BEGIN Given entries
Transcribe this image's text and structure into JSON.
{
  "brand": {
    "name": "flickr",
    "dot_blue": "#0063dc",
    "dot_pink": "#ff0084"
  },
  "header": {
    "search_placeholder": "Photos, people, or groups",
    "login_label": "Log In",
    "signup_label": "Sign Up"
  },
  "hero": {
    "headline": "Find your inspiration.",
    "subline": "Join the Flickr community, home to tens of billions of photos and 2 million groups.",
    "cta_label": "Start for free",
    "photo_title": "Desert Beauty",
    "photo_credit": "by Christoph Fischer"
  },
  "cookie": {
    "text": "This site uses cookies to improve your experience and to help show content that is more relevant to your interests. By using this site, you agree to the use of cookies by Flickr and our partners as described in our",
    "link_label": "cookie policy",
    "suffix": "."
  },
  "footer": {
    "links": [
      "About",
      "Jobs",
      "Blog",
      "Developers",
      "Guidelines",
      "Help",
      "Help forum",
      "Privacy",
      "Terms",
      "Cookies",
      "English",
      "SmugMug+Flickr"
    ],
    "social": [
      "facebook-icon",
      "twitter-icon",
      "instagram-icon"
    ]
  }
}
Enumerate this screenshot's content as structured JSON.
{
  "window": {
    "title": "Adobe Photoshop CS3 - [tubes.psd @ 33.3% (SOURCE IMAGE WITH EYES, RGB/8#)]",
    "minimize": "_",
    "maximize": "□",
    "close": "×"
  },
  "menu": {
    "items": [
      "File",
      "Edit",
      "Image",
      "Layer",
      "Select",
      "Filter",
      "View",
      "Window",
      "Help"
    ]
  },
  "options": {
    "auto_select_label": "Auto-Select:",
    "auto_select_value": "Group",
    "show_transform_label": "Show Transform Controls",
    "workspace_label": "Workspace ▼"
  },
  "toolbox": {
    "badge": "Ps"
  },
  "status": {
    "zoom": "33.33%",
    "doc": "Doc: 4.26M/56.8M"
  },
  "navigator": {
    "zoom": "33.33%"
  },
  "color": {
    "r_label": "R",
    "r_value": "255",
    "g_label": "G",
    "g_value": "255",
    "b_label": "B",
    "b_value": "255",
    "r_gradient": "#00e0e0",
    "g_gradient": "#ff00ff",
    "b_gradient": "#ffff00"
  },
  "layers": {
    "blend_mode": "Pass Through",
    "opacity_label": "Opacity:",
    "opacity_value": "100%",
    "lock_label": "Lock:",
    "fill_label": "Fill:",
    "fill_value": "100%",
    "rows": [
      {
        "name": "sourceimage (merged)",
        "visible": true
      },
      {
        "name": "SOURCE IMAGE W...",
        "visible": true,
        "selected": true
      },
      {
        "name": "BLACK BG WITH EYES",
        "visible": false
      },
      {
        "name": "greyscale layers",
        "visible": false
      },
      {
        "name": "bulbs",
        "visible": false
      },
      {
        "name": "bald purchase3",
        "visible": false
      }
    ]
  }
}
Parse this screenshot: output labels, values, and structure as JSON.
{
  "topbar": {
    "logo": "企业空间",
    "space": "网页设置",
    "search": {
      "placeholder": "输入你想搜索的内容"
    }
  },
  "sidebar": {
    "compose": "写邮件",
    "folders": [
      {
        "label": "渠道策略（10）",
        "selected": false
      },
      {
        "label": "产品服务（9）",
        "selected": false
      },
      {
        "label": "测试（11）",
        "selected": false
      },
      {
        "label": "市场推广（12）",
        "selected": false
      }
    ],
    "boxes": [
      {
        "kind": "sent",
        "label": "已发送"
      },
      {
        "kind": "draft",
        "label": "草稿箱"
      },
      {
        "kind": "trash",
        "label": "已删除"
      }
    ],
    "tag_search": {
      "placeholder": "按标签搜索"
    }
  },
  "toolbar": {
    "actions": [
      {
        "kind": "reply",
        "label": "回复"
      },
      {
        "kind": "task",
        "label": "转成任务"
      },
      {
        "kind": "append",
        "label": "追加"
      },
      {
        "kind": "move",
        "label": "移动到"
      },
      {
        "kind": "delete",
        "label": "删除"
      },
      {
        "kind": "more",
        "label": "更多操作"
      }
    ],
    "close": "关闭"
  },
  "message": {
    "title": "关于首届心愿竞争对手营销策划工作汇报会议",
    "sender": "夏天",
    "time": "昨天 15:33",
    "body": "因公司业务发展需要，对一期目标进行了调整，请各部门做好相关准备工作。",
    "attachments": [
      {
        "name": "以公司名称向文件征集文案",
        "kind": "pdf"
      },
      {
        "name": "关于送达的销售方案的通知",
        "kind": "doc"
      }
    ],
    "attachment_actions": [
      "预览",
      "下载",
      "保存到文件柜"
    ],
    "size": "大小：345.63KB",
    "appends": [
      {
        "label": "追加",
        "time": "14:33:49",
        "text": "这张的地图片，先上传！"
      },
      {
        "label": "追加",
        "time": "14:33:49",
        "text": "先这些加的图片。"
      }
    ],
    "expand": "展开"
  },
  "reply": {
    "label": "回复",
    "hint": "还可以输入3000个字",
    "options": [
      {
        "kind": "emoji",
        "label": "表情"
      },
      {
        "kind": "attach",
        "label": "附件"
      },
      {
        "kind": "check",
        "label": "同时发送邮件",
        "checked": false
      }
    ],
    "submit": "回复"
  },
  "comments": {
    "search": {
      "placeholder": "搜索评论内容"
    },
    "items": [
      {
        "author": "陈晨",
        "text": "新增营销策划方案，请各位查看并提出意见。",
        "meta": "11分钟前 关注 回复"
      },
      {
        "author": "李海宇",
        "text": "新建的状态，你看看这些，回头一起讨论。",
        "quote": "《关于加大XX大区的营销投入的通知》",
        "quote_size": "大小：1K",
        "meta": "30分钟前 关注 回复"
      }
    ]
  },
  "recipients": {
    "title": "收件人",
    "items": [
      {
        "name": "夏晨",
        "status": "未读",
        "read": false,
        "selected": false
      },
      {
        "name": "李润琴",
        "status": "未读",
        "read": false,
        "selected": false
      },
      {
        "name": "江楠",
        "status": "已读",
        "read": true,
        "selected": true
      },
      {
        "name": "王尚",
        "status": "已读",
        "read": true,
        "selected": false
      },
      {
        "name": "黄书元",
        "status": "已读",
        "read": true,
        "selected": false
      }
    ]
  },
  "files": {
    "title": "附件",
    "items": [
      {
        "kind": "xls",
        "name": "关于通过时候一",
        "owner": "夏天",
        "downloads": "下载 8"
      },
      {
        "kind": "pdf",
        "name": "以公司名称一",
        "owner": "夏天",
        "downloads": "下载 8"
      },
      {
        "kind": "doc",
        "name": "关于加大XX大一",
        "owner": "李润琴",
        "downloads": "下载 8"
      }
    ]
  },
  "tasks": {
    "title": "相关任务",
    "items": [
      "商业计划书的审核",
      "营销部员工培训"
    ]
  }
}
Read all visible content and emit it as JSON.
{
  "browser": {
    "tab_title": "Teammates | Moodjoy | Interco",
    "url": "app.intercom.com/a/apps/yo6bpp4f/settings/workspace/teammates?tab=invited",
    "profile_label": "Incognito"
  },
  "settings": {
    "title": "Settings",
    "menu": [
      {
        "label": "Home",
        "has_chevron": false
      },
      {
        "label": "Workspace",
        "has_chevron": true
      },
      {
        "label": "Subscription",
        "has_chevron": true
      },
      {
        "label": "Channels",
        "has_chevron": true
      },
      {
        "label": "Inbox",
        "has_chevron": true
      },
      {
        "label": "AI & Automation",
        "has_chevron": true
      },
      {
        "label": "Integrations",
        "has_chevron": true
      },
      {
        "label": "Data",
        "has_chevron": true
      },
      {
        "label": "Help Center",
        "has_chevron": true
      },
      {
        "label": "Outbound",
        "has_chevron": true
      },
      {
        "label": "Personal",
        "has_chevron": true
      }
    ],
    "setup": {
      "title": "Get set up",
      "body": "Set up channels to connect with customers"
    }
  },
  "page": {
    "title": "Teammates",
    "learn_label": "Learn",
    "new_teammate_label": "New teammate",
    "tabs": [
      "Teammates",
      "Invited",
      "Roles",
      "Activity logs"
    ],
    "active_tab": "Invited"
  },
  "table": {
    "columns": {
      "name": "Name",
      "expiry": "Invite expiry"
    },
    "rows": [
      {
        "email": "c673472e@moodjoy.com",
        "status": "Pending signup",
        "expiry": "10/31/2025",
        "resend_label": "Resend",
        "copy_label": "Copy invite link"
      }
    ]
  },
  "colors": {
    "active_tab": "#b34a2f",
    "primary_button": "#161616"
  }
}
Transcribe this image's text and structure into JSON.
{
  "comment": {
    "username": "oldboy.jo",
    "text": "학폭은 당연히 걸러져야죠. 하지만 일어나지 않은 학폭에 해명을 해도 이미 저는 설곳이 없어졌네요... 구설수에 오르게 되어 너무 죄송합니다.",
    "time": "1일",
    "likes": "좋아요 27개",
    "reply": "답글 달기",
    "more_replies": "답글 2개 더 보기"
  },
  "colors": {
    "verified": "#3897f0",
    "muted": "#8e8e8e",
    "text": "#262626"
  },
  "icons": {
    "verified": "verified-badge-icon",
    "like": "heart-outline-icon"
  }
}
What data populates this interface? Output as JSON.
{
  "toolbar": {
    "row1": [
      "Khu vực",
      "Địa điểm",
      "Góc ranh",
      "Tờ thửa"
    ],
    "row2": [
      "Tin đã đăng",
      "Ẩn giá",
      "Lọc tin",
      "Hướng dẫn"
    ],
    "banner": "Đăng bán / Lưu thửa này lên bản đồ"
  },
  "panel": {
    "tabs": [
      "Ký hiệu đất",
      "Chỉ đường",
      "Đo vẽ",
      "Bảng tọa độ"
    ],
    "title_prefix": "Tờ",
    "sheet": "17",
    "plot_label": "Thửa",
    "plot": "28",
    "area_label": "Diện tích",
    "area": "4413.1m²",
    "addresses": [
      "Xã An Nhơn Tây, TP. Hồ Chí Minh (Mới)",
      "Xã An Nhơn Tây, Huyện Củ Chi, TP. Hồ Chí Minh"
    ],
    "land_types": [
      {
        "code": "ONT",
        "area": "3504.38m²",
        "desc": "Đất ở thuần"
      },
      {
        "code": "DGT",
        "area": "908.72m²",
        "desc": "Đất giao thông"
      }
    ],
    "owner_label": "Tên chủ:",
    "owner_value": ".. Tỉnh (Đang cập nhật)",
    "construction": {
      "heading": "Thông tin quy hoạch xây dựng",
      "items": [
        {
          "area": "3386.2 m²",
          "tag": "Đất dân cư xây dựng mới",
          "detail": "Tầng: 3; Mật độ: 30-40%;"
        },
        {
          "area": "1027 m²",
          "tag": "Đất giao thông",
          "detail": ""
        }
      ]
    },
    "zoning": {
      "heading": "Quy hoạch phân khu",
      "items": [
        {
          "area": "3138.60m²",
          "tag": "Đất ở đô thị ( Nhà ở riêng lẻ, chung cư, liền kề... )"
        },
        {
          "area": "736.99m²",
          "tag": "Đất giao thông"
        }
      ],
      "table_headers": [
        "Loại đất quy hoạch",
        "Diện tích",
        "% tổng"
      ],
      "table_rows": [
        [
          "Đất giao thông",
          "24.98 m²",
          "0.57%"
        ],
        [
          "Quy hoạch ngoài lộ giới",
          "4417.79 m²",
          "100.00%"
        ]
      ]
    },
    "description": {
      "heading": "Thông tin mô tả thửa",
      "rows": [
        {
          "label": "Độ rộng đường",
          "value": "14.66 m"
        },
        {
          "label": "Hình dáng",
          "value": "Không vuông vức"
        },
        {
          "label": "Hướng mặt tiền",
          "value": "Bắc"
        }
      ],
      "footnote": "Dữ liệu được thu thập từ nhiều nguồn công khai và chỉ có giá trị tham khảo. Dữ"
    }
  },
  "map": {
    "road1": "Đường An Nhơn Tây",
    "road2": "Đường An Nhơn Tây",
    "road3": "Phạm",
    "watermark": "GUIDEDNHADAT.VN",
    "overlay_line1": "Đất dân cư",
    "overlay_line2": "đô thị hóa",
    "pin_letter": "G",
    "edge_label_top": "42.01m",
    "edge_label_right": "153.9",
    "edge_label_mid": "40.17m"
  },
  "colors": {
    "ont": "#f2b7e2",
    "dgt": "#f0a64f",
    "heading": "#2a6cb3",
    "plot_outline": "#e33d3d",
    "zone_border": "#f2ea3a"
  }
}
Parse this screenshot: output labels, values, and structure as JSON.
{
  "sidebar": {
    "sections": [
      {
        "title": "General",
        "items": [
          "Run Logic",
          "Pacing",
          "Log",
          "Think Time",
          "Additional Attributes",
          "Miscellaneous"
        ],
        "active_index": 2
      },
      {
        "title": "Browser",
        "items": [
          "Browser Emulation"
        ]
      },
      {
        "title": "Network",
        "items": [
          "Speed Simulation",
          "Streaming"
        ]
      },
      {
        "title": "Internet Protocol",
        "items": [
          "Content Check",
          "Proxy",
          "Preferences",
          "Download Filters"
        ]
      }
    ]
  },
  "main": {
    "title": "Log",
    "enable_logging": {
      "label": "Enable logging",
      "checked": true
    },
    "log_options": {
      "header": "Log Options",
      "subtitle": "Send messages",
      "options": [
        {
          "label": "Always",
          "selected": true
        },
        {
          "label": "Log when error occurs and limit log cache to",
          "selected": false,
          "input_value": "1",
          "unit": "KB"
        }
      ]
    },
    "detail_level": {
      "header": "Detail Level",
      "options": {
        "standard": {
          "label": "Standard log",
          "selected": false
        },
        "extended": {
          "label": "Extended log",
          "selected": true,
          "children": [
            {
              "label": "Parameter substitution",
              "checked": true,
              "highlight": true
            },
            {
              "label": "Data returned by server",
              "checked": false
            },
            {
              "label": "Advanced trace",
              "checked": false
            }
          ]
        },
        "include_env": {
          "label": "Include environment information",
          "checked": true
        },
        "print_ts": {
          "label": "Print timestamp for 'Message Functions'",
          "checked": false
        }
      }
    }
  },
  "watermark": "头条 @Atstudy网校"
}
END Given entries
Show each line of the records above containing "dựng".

**Written reply:**
      "heading": "Thông tin quy hoạch xây dựng",
          "tag": "Đất dân cư xây dựng mới",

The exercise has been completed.